--- Supplied records ---

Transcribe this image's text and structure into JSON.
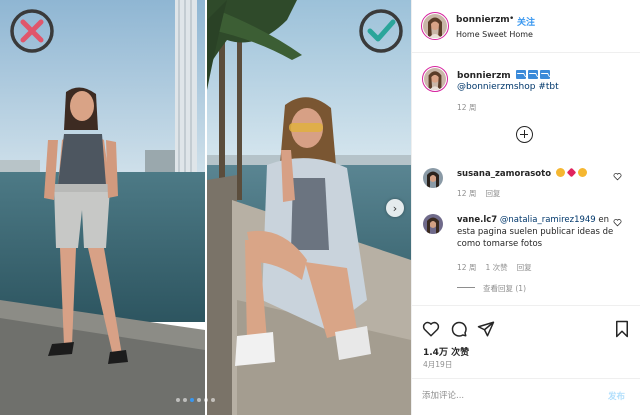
{
  "photo": {
    "bad_mark": "cross-mark-icon",
    "good_mark": "check-mark-icon",
    "next_arrow_glyph": "›",
    "carousel_dot_count": 6,
    "carousel_active_index": 2
  },
  "header": {
    "username": "bonnierzm",
    "separator": "•",
    "follow_label": "关注",
    "location": "Home Sweet Home"
  },
  "caption": {
    "username": "bonnierzm",
    "text": "@bonnierzmshop #tbt",
    "time": "12 周"
  },
  "comments": [
    {
      "username": "susana_zamorasoto",
      "time": "12 周",
      "reply_label": "回复"
    },
    {
      "username": "vane.lc7",
      "mention": "@natalia_ramirez1949",
      "text": " en esta pagina suelen publicar ideas de como tomarse fotos",
      "time": "12 周",
      "likes": "1 次赞",
      "reply_label": "回复",
      "view_replies": "查看回复 (1)"
    }
  ],
  "actions": {
    "likes": "1.4万 次赞",
    "date": "4月19日"
  },
  "comment_box": {
    "placeholder": "添加评论...",
    "post_label": "发布"
  },
  "colors": {
    "accent_blue": "#3897f0",
    "bad_mark_color": "#e0566b",
    "good_mark_color": "#2aa59a",
    "muted_text": "#8e8e8e"
  }
}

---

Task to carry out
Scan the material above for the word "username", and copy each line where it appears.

Solution to the problem
    "username": "bonnierzm",
    "username": "bonnierzm",
      "username": "susana_zamorasoto",
      "username": "vane.lc7",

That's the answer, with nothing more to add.